There is a confetti of paper being produced on value capture. Think tanks are embracing it as a panacea to the housing crisis, infrastructure delivery and reducing inequality. Two parliamentary committees are considering the issue. Ministers are making regular reference to the subject.
The abundance of comment suggests we need to be careful. Part of the reason so many are embracing it is that it means very different things to different people. At one end of the scale there are the flat-earthers – those who believe that any increase in the value of land belongs to the community unless it is a direct consequence of personal blood, sweat and tears. At the other end of the spectrum are the apostles of the night watchman state – who deny the right of anyone even to regulate the use of land in a way which diminishes value.
Three separate value components need to be treated differently:
- If a development is asked to pay for the infrastructure needed to support it some people call that value capture. Land value increases and part of it is then “taken”. This is not really value capture. It is simply development paying the full cost of development. In the same way that landowners pay for bricks when they build, payment should be made to cover the cost of any necessary infrastructure. Any proper residual calculation of the value of land should reflect these costs. The exercise is more “right pricing” land, rather than value capture.

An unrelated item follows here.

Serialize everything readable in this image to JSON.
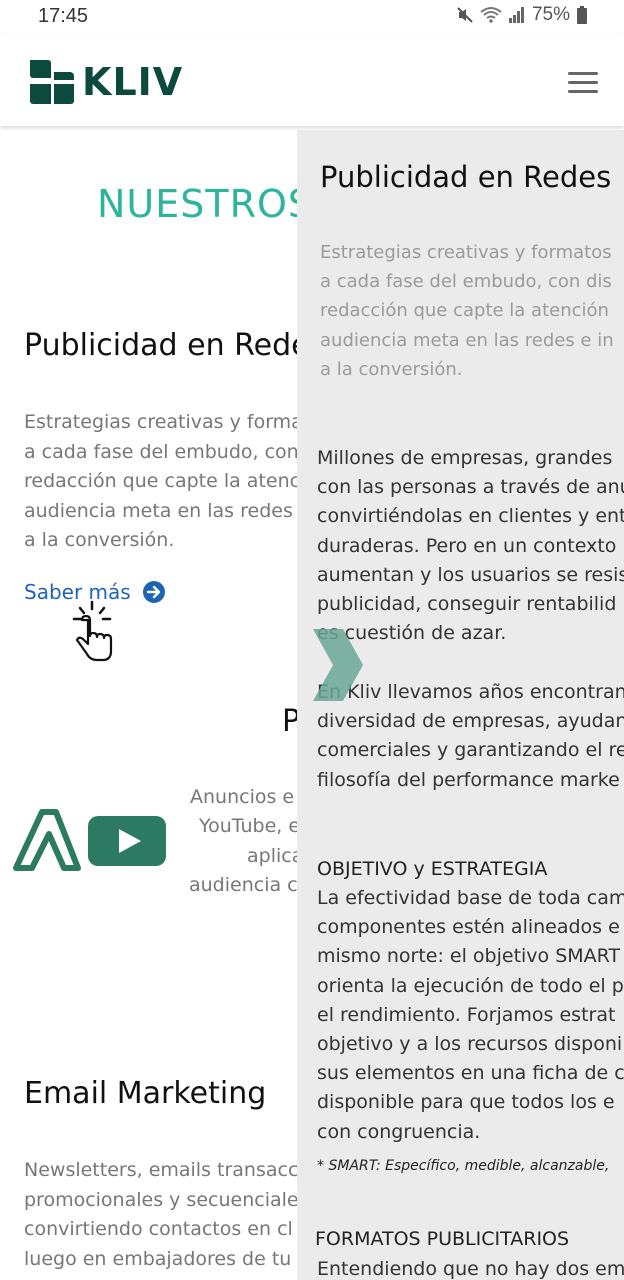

- Land increases in value as a function of many factors. If there is specific public investment that increases the value of land then that value can, potentially, be captured to pay for the cost of the infrastructure. This might be called a “repayment value capture“. Where land values increase, in total, by more than the cost of infrastructure there is a more interesting question about whether all of that value increase should be captured, a “pure value capture“.
- Finally, there are increases in the value of land that are not attributable to any particular cause or investment. The value might rise because of third party investment in the area – an investment as simple as a coffee shop or restaurant opening up. It might reflect changes in working patterns or simply changing demography, with greater demand for the land or property in that location. This is the most difficult tranche of value increase to address. Some of the historic discussions have called this the “unearned increment“. It underpins a large part of the house price increases. To date, that residential value increase has been left in the pockets of the lucky owners. In any honest debate about value capture, the value captured by these owners would be under consideration using fairer and less disruptive tools than SDLT and moving on from the sole focus of capture on developers and the point of development.
In broad terms it seems unarguable that land should be “right priced” to reflect the cost of the infrastructure needed to support it. Similarly, it is difficult to argue against cost recovery (repayment) value capture. Indeed, equitably, it is hard to argue against a pure value capture if the land value increase can genuinely be attributed to public infrastructure investment. There is a bigger question about what should happen to the unearned increment.
The next blog will cover some of the ways in which land could better be right priced, and value captured, using the planning system without abusing it. It being a relatively pragmatic world, we will leave the “unearned increment” to the tax system.